During a recent meditation I had a deep experience.
It started by entering an antique store with some friends. The store was dusty and full of old things, mostly junk. Nothing was very interesting to me. The owner, an old man, approached me and invited me to come to a back room.
When we entered that room, it was completely different. Everything was beautiful, shining, obviously cared for and valuable. There were beautifully carved wooden pieces, lovely ceramic vases, gorgeous tapestries, and shining chandeliers and lamps. I turned to the owner, and he was no longer an old man but a handsome youth.
“This is the real you, isn’t it?” I said. He nodded. I walked around a bit more, touching some of the lovely items with great reverence. “This is your heart!” I exclaimed. “It is all so beautiful.”
“But it is broken,” he said sadly. “No, I don’t see anything broken,” I shook my head, puzzled.
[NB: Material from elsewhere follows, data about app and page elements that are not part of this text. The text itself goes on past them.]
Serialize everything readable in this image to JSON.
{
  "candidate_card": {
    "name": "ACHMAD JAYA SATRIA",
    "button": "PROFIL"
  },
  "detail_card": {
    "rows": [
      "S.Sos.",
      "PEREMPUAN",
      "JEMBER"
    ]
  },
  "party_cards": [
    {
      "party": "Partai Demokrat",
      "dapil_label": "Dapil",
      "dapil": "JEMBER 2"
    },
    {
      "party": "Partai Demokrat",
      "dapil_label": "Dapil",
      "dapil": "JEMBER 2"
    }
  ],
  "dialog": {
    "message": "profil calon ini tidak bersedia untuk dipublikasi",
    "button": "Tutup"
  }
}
He pointed, “See, over there, it is all dark, pieces are missing.” “No, I see everything,” I replied. “Everything is there, your heart is whole. I can see it all.” In fact, I could see a faint shimmering where he pointed, but it was like a transparent film over that section and I could clearly see the beauty beneath. His heart was unbroken.
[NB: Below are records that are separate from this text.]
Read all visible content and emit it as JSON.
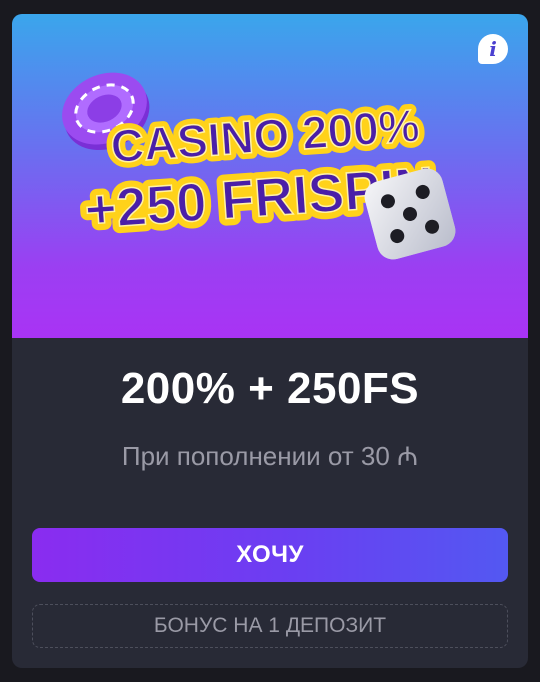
{
  "banner": {
    "headline_line1": "CASINO 200%",
    "headline_line2": "+250 FRISPIN",
    "chip_icon": "casino-chip-icon",
    "dice_icon": "dice-icon"
  },
  "info_button": {
    "icon": "info-icon",
    "glyph": "i"
  },
  "offer": {
    "title": "200% + 250FS",
    "subtitle": "При пополнении от 30 ₼"
  },
  "buttons": {
    "cta_label": "ХОЧУ",
    "secondary_label": "БОНУС НА 1 ДЕПОЗИТ"
  },
  "colors": {
    "card_bg": "#282a36",
    "page_bg": "#19191f",
    "accent_purple": "#8a2cf0",
    "accent_blue": "#5358f2",
    "headline_yellow": "#ffd21a",
    "headline_purple": "#4a1fa8"
  }
}
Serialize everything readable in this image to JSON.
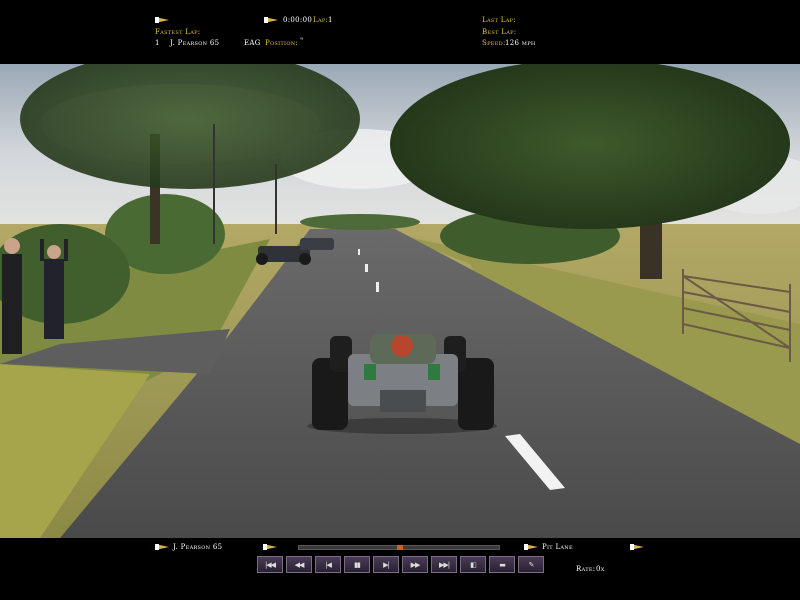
{
  "hud_top": {
    "fastest_lap_label": "Fastest Lap:",
    "fastest_lap_pos": "1",
    "fastest_lap_driver": "J. Pearson 65",
    "team": "EAG",
    "position_label": "Position:",
    "position_value": "\"",
    "race_time": "0:00:00",
    "lap_label": "Lap:",
    "lap_value": "1",
    "last_lap_label": "Last Lap:",
    "best_lap_label": "Best Lap:",
    "speed_label": "Speed:",
    "speed_value": "126 mph"
  },
  "hud_bottom": {
    "driver": "J. Pearson 65",
    "location": "Pit Lane",
    "rate_label": "Rate:",
    "rate_value": "0x",
    "playback_progress": 0.5,
    "controls": [
      {
        "name": "skip-start-button",
        "glyph": "|◀◀"
      },
      {
        "name": "rewind-button",
        "glyph": "◀◀"
      },
      {
        "name": "step-back-button",
        "glyph": "|◀"
      },
      {
        "name": "pause-button",
        "glyph": "▮▮"
      },
      {
        "name": "play-button",
        "glyph": "▶|"
      },
      {
        "name": "fast-forward-button",
        "glyph": "▶▶"
      },
      {
        "name": "skip-end-button",
        "glyph": "▶▶|"
      },
      {
        "name": "camera-button",
        "glyph": "◧"
      },
      {
        "name": "view-button",
        "glyph": "▬"
      },
      {
        "name": "options-button",
        "glyph": "✎"
      }
    ]
  },
  "colors": {
    "label": "#e8c43a",
    "value": "#ffffff",
    "panel": "#000000"
  }
}
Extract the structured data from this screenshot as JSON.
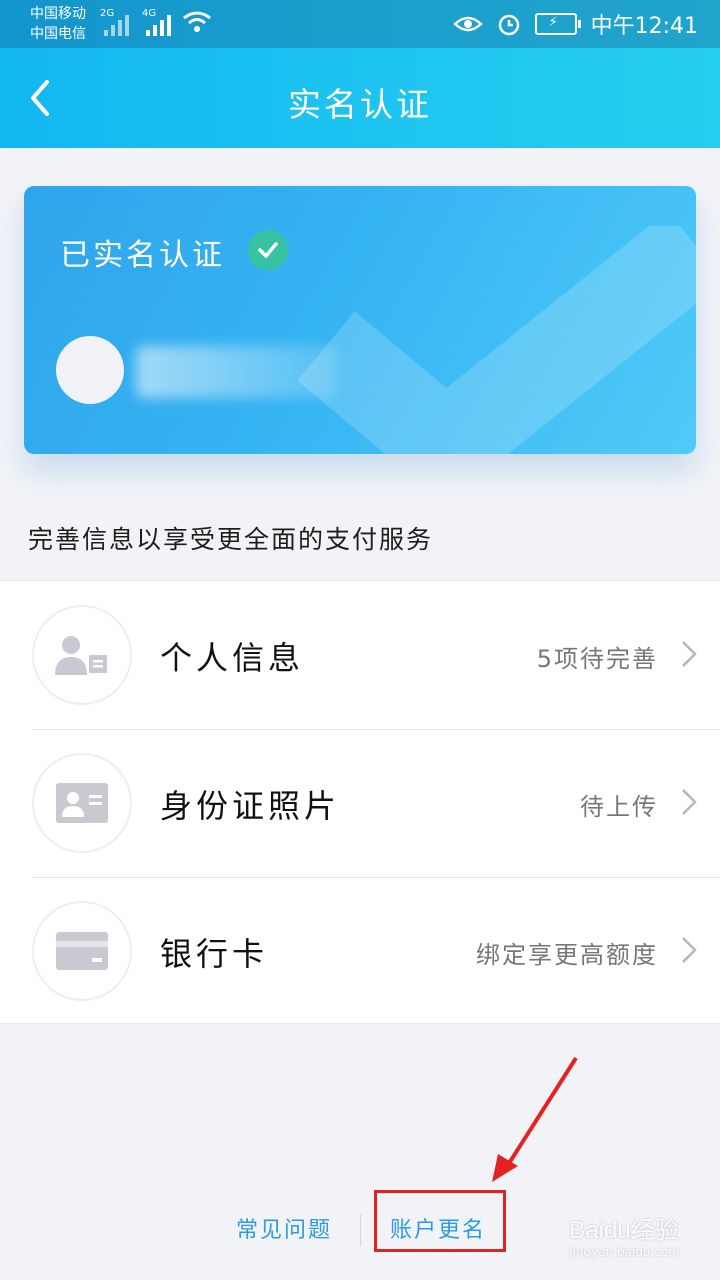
{
  "status_bar": {
    "carrier_1": "中国移动",
    "carrier_2": "中国电信",
    "net_1": "2G",
    "net_2": "4G",
    "time": "中午12:41"
  },
  "header": {
    "title": "实名认证",
    "back_icon": "chevron-left-icon"
  },
  "card": {
    "title": "已实名认证",
    "verified_icon": "check-circle-icon"
  },
  "info_hint": "完善信息以享受更全面的支付服务",
  "list": {
    "items": [
      {
        "label": "个人信息",
        "value": "5项待完善",
        "icon": "person-card-icon"
      },
      {
        "label": "身份证照片",
        "value": "待上传",
        "icon": "id-card-icon"
      },
      {
        "label": "银行卡",
        "value": "绑定享更高额度",
        "icon": "bank-card-icon"
      }
    ]
  },
  "footer": {
    "faq": "常见问题",
    "rename": "账户更名"
  },
  "watermark": {
    "main": "Baidu经验",
    "sub": "jingyan.baidu.com"
  },
  "colors": {
    "header": "#1fc6f0",
    "card": "#35b4f2",
    "verified": "#37c3a2",
    "link": "#2a9be4",
    "annotation": "#e52222"
  }
}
Then, I wondered, “how is my heart?” The scene changed and I knew I was seeing my heart. It too was unbroken, even in the places where I knew great damage had been done.
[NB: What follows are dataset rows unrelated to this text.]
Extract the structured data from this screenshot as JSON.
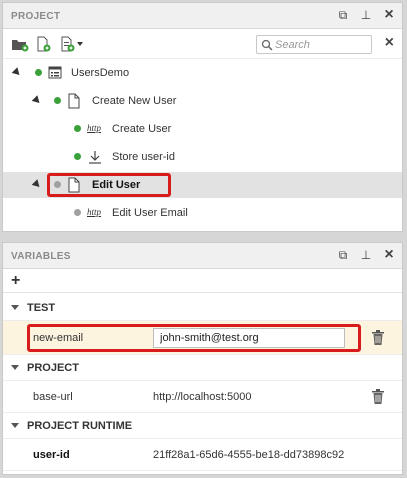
{
  "project_panel": {
    "title": "PROJECT",
    "search_placeholder": "Search",
    "tree": [
      {
        "label": "UsersDemo",
        "status": "green",
        "icon": "project-icon"
      },
      {
        "label": "Create New User",
        "status": "green",
        "icon": "document-icon"
      },
      {
        "label": "Create User",
        "status": "green",
        "icon": "http-icon",
        "icon_text": "http"
      },
      {
        "label": "Store user-id",
        "status": "green",
        "icon": "download-icon"
      },
      {
        "label": "Edit User",
        "status": "gray",
        "icon": "document-icon",
        "selected": true
      },
      {
        "label": "Edit User Email",
        "status": "gray",
        "icon": "http-icon",
        "icon_text": "http"
      }
    ]
  },
  "variables_panel": {
    "title": "VARIABLES",
    "sections": [
      {
        "name": "TEST",
        "vars": [
          {
            "name": "new-email",
            "value": "john-smith@test.org"
          }
        ]
      },
      {
        "name": "PROJECT",
        "vars": [
          {
            "name": "base-url",
            "value": "http://localhost:5000"
          }
        ]
      },
      {
        "name": "PROJECT RUNTIME",
        "vars": [
          {
            "name": "user-id",
            "value": "21ff28a1-65d6-4555-be18-dd73898c92"
          }
        ]
      }
    ]
  },
  "colors": {
    "status_green": "#3aa03a",
    "status_gray": "#a0a0a0",
    "highlight": "#d81b1b",
    "active_row": "#fdf4e0"
  }
}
I realized I was seeing from God’s viewpoint. “God,” I said. “This is how you see our hearts, isn’t it. Now, can I see your heart?”
Immediately the scene changed again. First, I saw an old woman, bending down to give something to a child. It was a piece of bread, for the young girl was starving. Then, I saw a young boy reaching out to save a dog from drowning. Next, was a young mother and her baby, helping a blind man to cross the street safely.
“Not what you expected?” God asked, sounding like He was smiling.
“I don’t know, maybe,” I replied. The scenes reminded me of random acts of kindness. People with a heart of love for others do kind things to others with no thought of reward. That was the heart God had captured.
Then, I moved to a new place. Here I saw soldiers dying. They were young, many of them just boys. I felt so sad. “God,” I asked. “Why do you have these scenes? It is so tragic.”
God’s reply was instant, “That is what they had to give.”
I realized that they had willingly sacrificed their lives for their country, for another soldier, for their families, so that others would have a better life. Even though the scenes were painful, God knew their heart and captured it.
I still felt sad, because there were so many painful scenes. “Isn’t Your heart broken to see all this suffering?” I asked God.
“No, not broken. I feel the suffering, but I cherish the goodness inside each person. That is what I put in my heart. My heart feels pain, yes, but it is never broken.”
I wanted to see more, especially more joy and happiness, but I returned to the physical reality.
What remained is the knowledge that God’s heart is unbroken. And, although each one of us may feel like our hearts are broken, in the eyes of the unbroken heart of God all our goodness is intact.